|Research is being pursued in the areas of computer architecture, parallel processing, performance evaluation, and VLSI design. Current research can be divided into the following topical areas: Architecture issues: interconnection network design, design of synchronization networks, design of networked computers, parallel computer design, checkpointing and recovery in networked computers. Basic hardware design questions: asynchronous versus clocked pipeline design, clock distribution, pin limitations. Applications issues: using parallel machines on computationally demanding problems such as medical image reconstruction, statistical optimization, simulation (discrete and continuous), simulated annealing, N-body problems. Investigations into issues of load balancing, task allocations and latency masking.|
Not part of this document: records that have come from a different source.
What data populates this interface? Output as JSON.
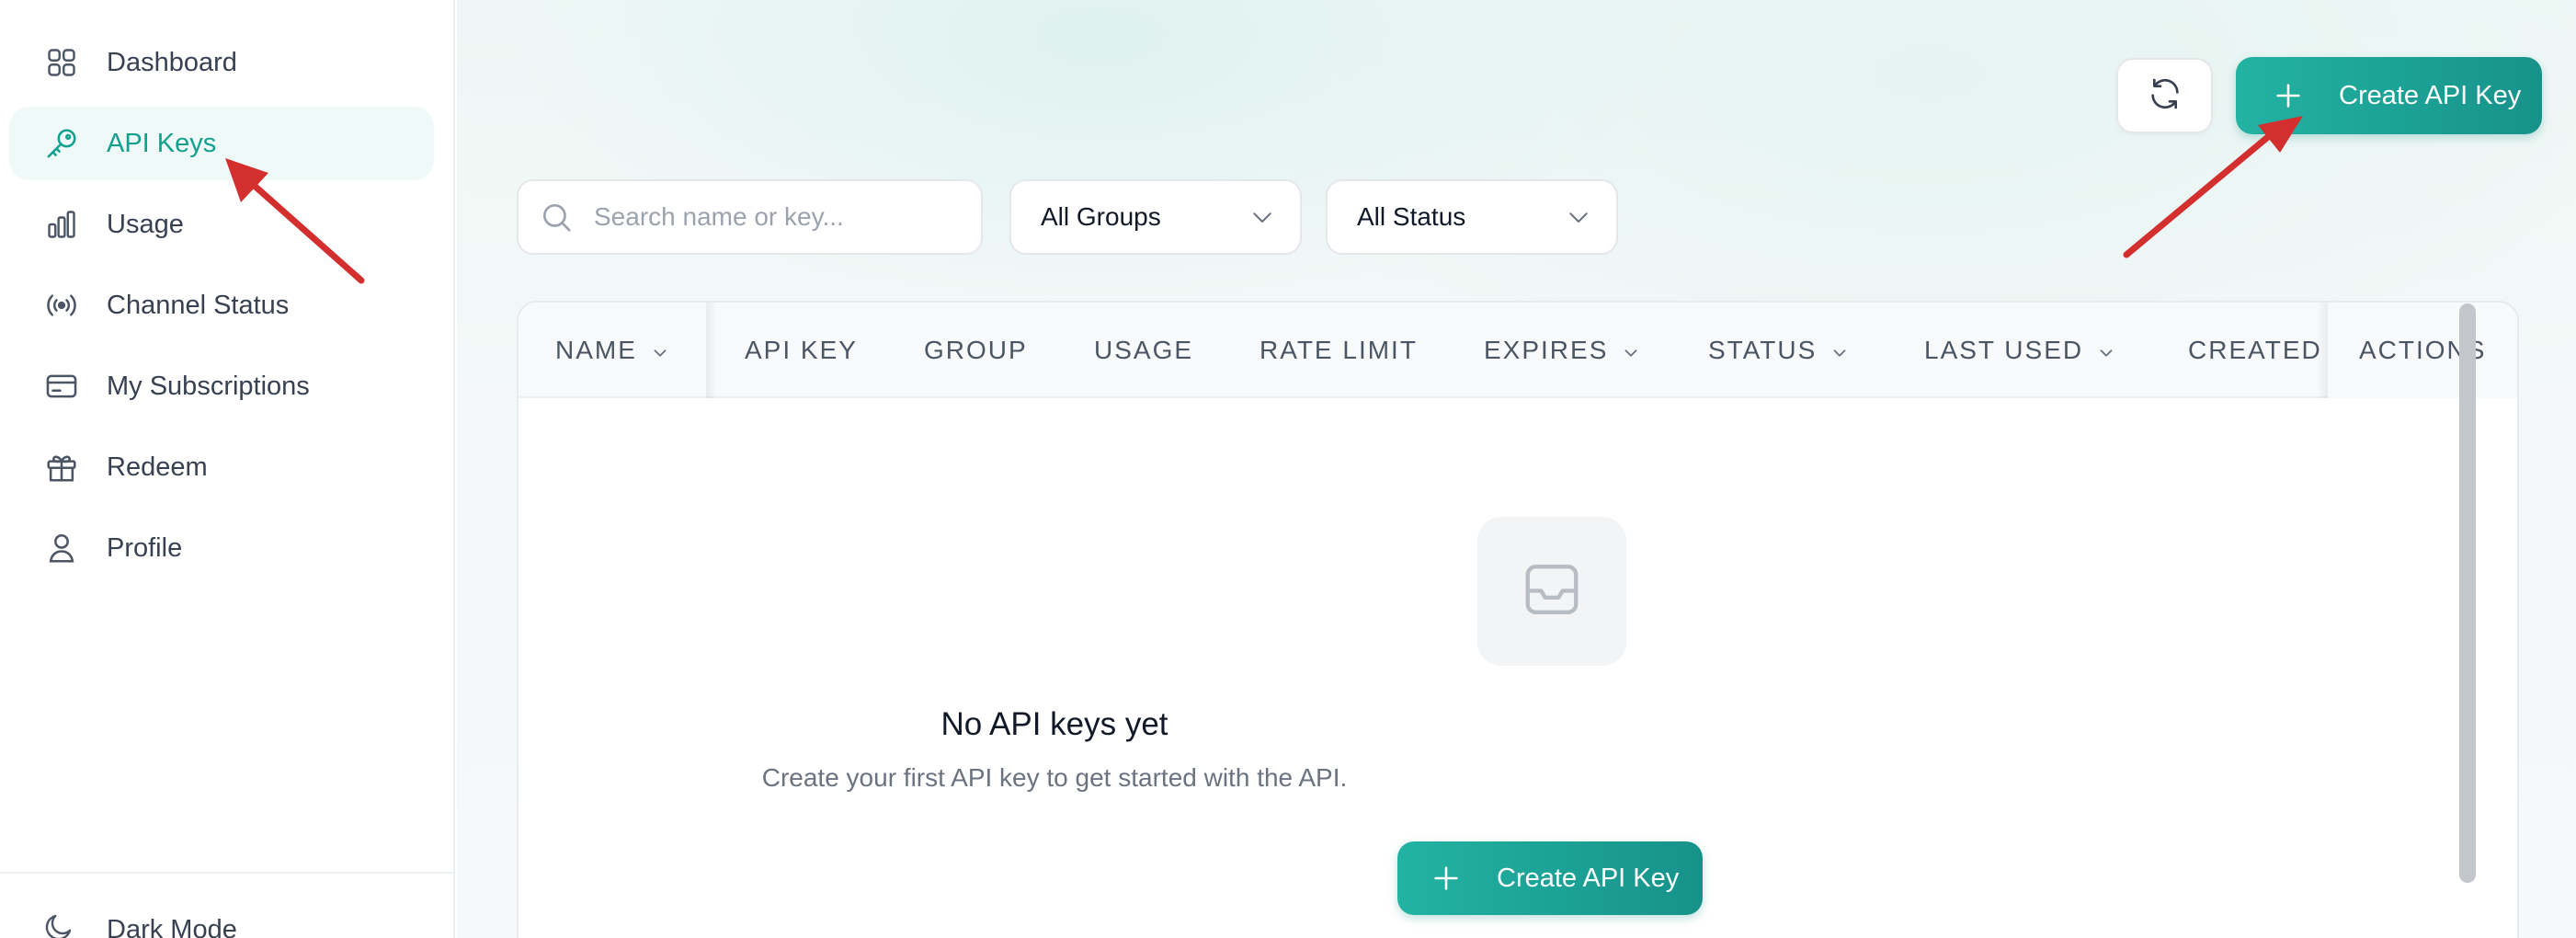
{
  "sidebar": {
    "items": [
      {
        "label": "Dashboard",
        "icon": "grid-icon"
      },
      {
        "label": "API Keys",
        "icon": "key-icon",
        "active": true
      },
      {
        "label": "Usage",
        "icon": "bar-chart-icon"
      },
      {
        "label": "Channel Status",
        "icon": "broadcast-icon"
      },
      {
        "label": "My Subscriptions",
        "icon": "credit-card-icon"
      },
      {
        "label": "Redeem",
        "icon": "gift-icon"
      },
      {
        "label": "Profile",
        "icon": "user-icon"
      }
    ],
    "dark_mode_label": "Dark Mode"
  },
  "toolbar": {
    "create_label": "Create API Key",
    "refresh_icon": "refresh-icon"
  },
  "filters": {
    "search_placeholder": "Search name or key...",
    "group_selected": "All Groups",
    "status_selected": "All Status"
  },
  "table": {
    "columns": [
      {
        "label": "NAME",
        "sortable": true
      },
      {
        "label": "API KEY",
        "sortable": false
      },
      {
        "label": "GROUP",
        "sortable": false
      },
      {
        "label": "USAGE",
        "sortable": false
      },
      {
        "label": "RATE LIMIT",
        "sortable": false
      },
      {
        "label": "EXPIRES",
        "sortable": true
      },
      {
        "label": "STATUS",
        "sortable": true
      },
      {
        "label": "LAST USED",
        "sortable": true
      },
      {
        "label": "CREATED",
        "sortable": false
      },
      {
        "label": "ACTIONS",
        "sortable": false
      }
    ]
  },
  "empty_state": {
    "icon": "inbox-icon",
    "title": "No API keys yet",
    "subtitle": "Create your first API key to get started with the API.",
    "button_label": "Create API Key"
  },
  "colors": {
    "accent": "#14a08f",
    "accent_bg": "#effaf8",
    "button_gradient_start": "#22b3a3",
    "button_gradient_end": "#17928a",
    "annotation_arrow": "#d32f2f"
  }
}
|Optical technology has long been considered appealing for constructing high-speed interconnects in digital systems. However, although optical interconnects have significantly increased bandwidths, the complexity and cost of such systems coupled with the inability of processor interfaces to cope with high optical data rates usually negates any expected bandwidth advantages. Optical component designs have been driven largely by the needs of the long distance telecommunication industry and generally do not have high levels of integration and are ill suited to the board level distances, electronic VLSI design techniques, and input-output considerations associated with microprocessors. Our research program aims at taking advantage of new developments in optical technology and exploiting these developments in the design of a multiprocessor system. We are currently designing and implementing a message-passing, optically-interconnected multiprocessor. Our focus is on bandwidth limited applications which can effectively use our GEMINI inteconnection network. This dual optical and electrical network provides high bandwidth optical paths for long data messages and a lower congestion, low latency electrical paths for short data and synchronization messages. The design goal is to exploit high integration and low cost options becoming available through the use of integrated optical switches and polymer waveguides. Finally, a significant aspect of the research concerns matching memory and interconnect bandwidths through use of a ``scatter-gather'' engine connected to an interleaved memory system.|
Issues associated timing synchronization have been attacked from two directions. First, the question of how to optimally distribute global clock signals has been studied. Second, we have examined how to maintain timing synchronization by employing asynchronous, delay insensitive design techniques. Current research focuses on comparing the asynchronous and clocked design methodologies when used in the control of interconnection networks and RISC instruction pipelines.
The following basic applications oriented parallel processing
issues are being investigated: load balancing and task allocation,
process-level time synchronization, latency hiding, and reliability
and checkpointing. The load balancing problem has been examined in
the context of solving large, continuous systems, in terms of
the parallel logic and discrete-event simulation problem, and in terms
of the N-body simulation problem.
Synchronization times have been experimentally measured for a number of applications implemented on parallel processors and networked computers. Results show that these times can dominate overall execution times. Research is being pursued on how to reduce these delays by developing special purpose synchronization hardware.
Latency delays are a major performance problem in distributed computing. For a class of applications, (synchronous iterative algorithms) we have examined approaches to hiding latency through use of speculative computation techniques.